Exercise prompt: Each entry below is to be restated word for word, with no pictures carried over.

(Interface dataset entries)
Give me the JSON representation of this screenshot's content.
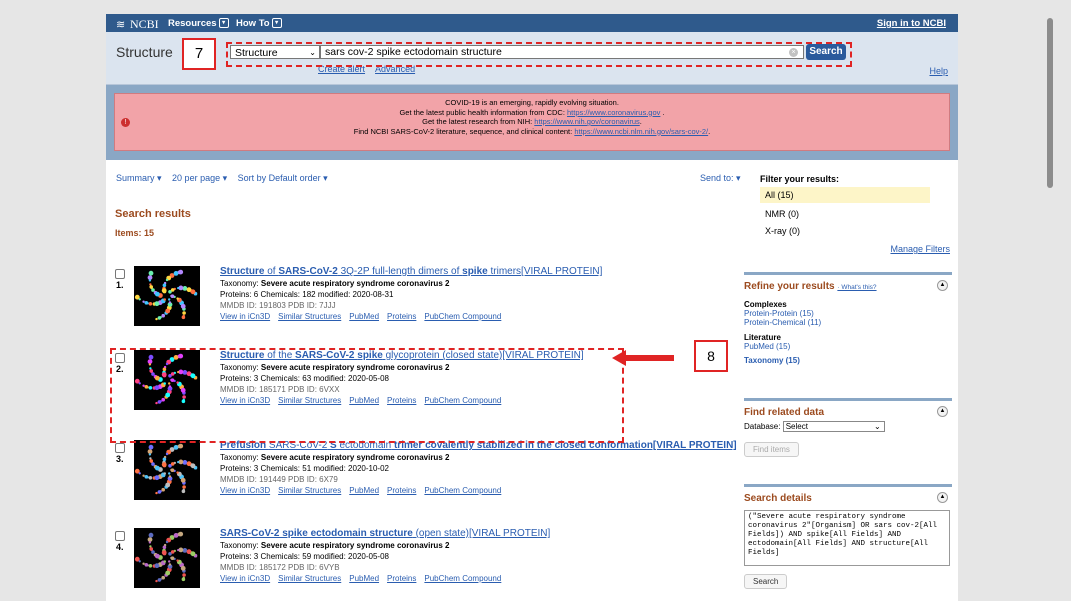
{
  "topbar": {
    "logo": "NCBI",
    "resources": "Resources",
    "howto": "How To",
    "signin": "Sign in to NCBI"
  },
  "search": {
    "db_title": "Structure",
    "db_select": "Structure",
    "term": "sars cov-2 spike ectodomain structure",
    "button": "Search",
    "create_alert": "Create alert",
    "advanced": "Advanced",
    "help": "Help"
  },
  "alert": {
    "line1": "COVID-19 is an emerging, rapidly evolving situation.",
    "line2_pre": "Get the latest public health information from CDC: ",
    "line2_link": "https://www.coronavirus.gov",
    "line2_post": " .",
    "line3_pre": "Get the latest research from NIH: ",
    "line3_link": "https://www.nih.gov/coronavirus",
    "line3_post": ".",
    "line4_pre": "Find NCBI SARS-CoV-2 literature, sequence, and clinical content: ",
    "line4_link": "https://www.ncbi.nlm.nih.gov/sars-cov-2/",
    "line4_post": "."
  },
  "toolbar": {
    "summary": "Summary ▾",
    "per_page": "20 per page ▾",
    "sort": "Sort by Default order ▾",
    "send_to": "Send to: ▾"
  },
  "results_header": {
    "title": "Search results",
    "items": "Items: 15"
  },
  "results": [
    {
      "num": "1.",
      "title_parts": [
        "Structure",
        " of ",
        "SARS-CoV-2",
        " 3Q-2P full-length dimers of ",
        "spike",
        " trimers[VIRAL PROTEIN]"
      ],
      "taxonomy_label": "Taxonomy: ",
      "taxonomy": "Severe acute respiratory syndrome coronavirus 2",
      "stats": "Proteins: 6   Chemicals: 182   modified: 2020-08-31",
      "ids": "MMDB ID: 191803   PDB ID: 7JJJ",
      "links": [
        "View in iCn3D",
        "Similar Structures",
        "PubMed",
        "Proteins",
        "PubChem Compound"
      ]
    },
    {
      "num": "2.",
      "title_parts": [
        "Structure",
        " of the ",
        "SARS-CoV-2",
        " ",
        "spike",
        " glycoprotein (closed state)[VIRAL PROTEIN]"
      ],
      "taxonomy_label": "Taxonomy: ",
      "taxonomy": "Severe acute respiratory syndrome coronavirus 2",
      "stats": "Proteins: 3   Chemicals: 63   modified: 2020-05-08",
      "ids": "MMDB ID: 185171   PDB ID: 6VXX",
      "links": [
        "View in iCn3D",
        "Similar Structures",
        "PubMed",
        "Proteins",
        "PubChem Compound"
      ]
    },
    {
      "num": "3.",
      "title_parts": [
        "Prefusion ",
        "SARS-CoV-2",
        " S ",
        "ectodomain",
        " trimer covalently stabilized in the closed conformation[VIRAL PROTEIN]",
        ""
      ],
      "taxonomy_label": "Taxonomy: ",
      "taxonomy": "Severe acute respiratory syndrome coronavirus 2",
      "stats": "Proteins: 3   Chemicals: 51   modified: 2020-10-02",
      "ids": "MMDB ID: 191449   PDB ID: 6X79",
      "links": [
        "View in iCn3D",
        "Similar Structures",
        "PubMed",
        "Proteins",
        "PubChem Compound"
      ]
    },
    {
      "num": "4.",
      "title_parts": [
        "",
        "",
        "SARS-CoV-2 spike ectodomain structure",
        " (open state)[VIRAL PROTEIN]",
        "",
        ""
      ],
      "taxonomy_label": "Taxonomy: ",
      "taxonomy": "Severe acute respiratory syndrome coronavirus 2",
      "stats": "Proteins: 3   Chemicals: 59   modified: 2020-05-08",
      "ids": "MMDB ID: 185172   PDB ID: 6VYB",
      "links": [
        "View in iCn3D",
        "Similar Structures",
        "PubMed",
        "Proteins",
        "PubChem Compound"
      ]
    }
  ],
  "sidebar": {
    "filter_title": "Filter your results:",
    "filters": [
      "All (15)",
      "NMR (0)",
      "X-ray (0)"
    ],
    "manage_filters": "Manage Filters",
    "refine_title": "Refine your results",
    "whats_this": "· What's this?",
    "complexes_head": "Complexes",
    "complexes": [
      "Protein-Protein (15)",
      "Protein-Chemical (11)"
    ],
    "literature_head": "Literature",
    "literature": [
      "PubMed (15)"
    ],
    "taxonomy_link": "Taxonomy (15)",
    "related_title": "Find related data",
    "database_label": "Database:",
    "database_select": "Select",
    "find_items": "Find items",
    "details_title": "Search details",
    "details_text": "(\"Severe acute respiratory syndrome coronavirus 2\"[Organism] OR sars cov-2[All Fields]) AND spike[All Fields] AND ectodomain[All Fields] AND structure[All Fields]",
    "details_search": "Search"
  },
  "annotations": {
    "label_7": "7",
    "label_8": "8",
    "color": "#e02424"
  }
}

Answer box:
Give me the JSON representation of this screenshot's content.
{
  "topbar": {
    "logo": "NCBI",
    "resources": "Resources",
    "howto": "How To",
    "signin": "Sign in to NCBI"
  },
  "search": {
    "db_title": "Structure",
    "db_select": "Structure",
    "term": "sars cov-2 spike ectodomain structure",
    "button": "Search",
    "create_alert": "Create alert",
    "advanced": "Advanced",
    "help": "Help"
  },
  "alert": {
    "line1": "COVID-19 is an emerging, rapidly evolving situation.",
    "line2_pre": "Get the latest public health information from CDC: ",
    "line2_link": "https://www.coronavirus.gov",
    "line2_post": " .",
    "line3_pre": "Get the latest research from NIH: ",
    "line3_link": "https://www.nih.gov/coronavirus",
    "line3_post": ".",
    "line4_pre": "Find NCBI SARS-CoV-2 literature, sequence, and clinical content: ",
    "line4_link": "https://www.ncbi.nlm.nih.gov/sars-cov-2/",
    "line4_post": "."
  },
  "toolbar": {
    "summary": "Summary ▾",
    "per_page": "20 per page ▾",
    "sort": "Sort by Default order ▾",
    "send_to": "Send to: ▾"
  },
  "results_header": {
    "title": "Search results",
    "items": "Items: 15"
  },
  "results": [
    {
      "num": "1.",
      "title_parts": [
        "Structure",
        " of ",
        "SARS-CoV-2",
        " 3Q-2P full-length dimers of ",
        "spike",
        " trimers[VIRAL PROTEIN]"
      ],
      "taxonomy_label": "Taxonomy: ",
      "taxonomy": "Severe acute respiratory syndrome coronavirus 2",
      "stats": "Proteins: 6   Chemicals: 182   modified: 2020-08-31",
      "ids": "MMDB ID: 191803   PDB ID: 7JJJ",
      "links": [
        "View in iCn3D",
        "Similar Structures",
        "PubMed",
        "Proteins",
        "PubChem Compound"
      ]
    },
    {
      "num": "2.",
      "title_parts": [
        "Structure",
        " of the ",
        "SARS-CoV-2",
        " ",
        "spike",
        " glycoprotein (closed state)[VIRAL PROTEIN]"
      ],
      "taxonomy_label": "Taxonomy: ",
      "taxonomy": "Severe acute respiratory syndrome coronavirus 2",
      "stats": "Proteins: 3   Chemicals: 63   modified: 2020-05-08",
      "ids": "MMDB ID: 185171   PDB ID: 6VXX",
      "links": [
        "View in iCn3D",
        "Similar Structures",
        "PubMed",
        "Proteins",
        "PubChem Compound"
      ]
    },
    {
      "num": "3.",
      "title_parts": [
        "Prefusion ",
        "SARS-CoV-2",
        " S ",
        "ectodomain",
        " trimer covalently stabilized in the closed conformation[VIRAL PROTEIN]",
        ""
      ],
      "taxonomy_label": "Taxonomy: ",
      "taxonomy": "Severe acute respiratory syndrome coronavirus 2",
      "stats": "Proteins: 3   Chemicals: 51   modified: 2020-10-02",
      "ids": "MMDB ID: 191449   PDB ID: 6X79",
      "links": [
        "View in iCn3D",
        "Similar Structures",
        "PubMed",
        "Proteins",
        "PubChem Compound"
      ]
    },
    {
      "num": "4.",
      "title_parts": [
        "",
        "",
        "SARS-CoV-2 spike ectodomain structure",
        " (open state)[VIRAL PROTEIN]",
        "",
        ""
      ],
      "taxonomy_label": "Taxonomy: ",
      "taxonomy": "Severe acute respiratory syndrome coronavirus 2",
      "stats": "Proteins: 3   Chemicals: 59   modified: 2020-05-08",
      "ids": "MMDB ID: 185172   PDB ID: 6VYB",
      "links": [
        "View in iCn3D",
        "Similar Structures",
        "PubMed",
        "Proteins",
        "PubChem Compound"
      ]
    }
  ],
  "sidebar": {
    "filter_title": "Filter your results:",
    "filters": [
      "All (15)",
      "NMR (0)",
      "X-ray (0)"
    ],
    "manage_filters": "Manage Filters",
    "refine_title": "Refine your results",
    "whats_this": "· What's this?",
    "complexes_head": "Complexes",
    "complexes": [
      "Protein-Protein (15)",
      "Protein-Chemical (11)"
    ],
    "literature_head": "Literature",
    "literature": [
      "PubMed (15)"
    ],
    "taxonomy_link": "Taxonomy (15)",
    "related_title": "Find related data",
    "database_label": "Database:",
    "database_select": "Select",
    "find_items": "Find items",
    "details_title": "Search details",
    "details_text": "(\"Severe acute respiratory syndrome coronavirus 2\"[Organism] OR sars cov-2[All Fields]) AND spike[All Fields] AND ectodomain[All Fields] AND structure[All Fields]",
    "details_search": "Search"
  },
  "annotations": {
    "label_7": "7",
    "label_8": "8",
    "color": "#e02424"
  }
}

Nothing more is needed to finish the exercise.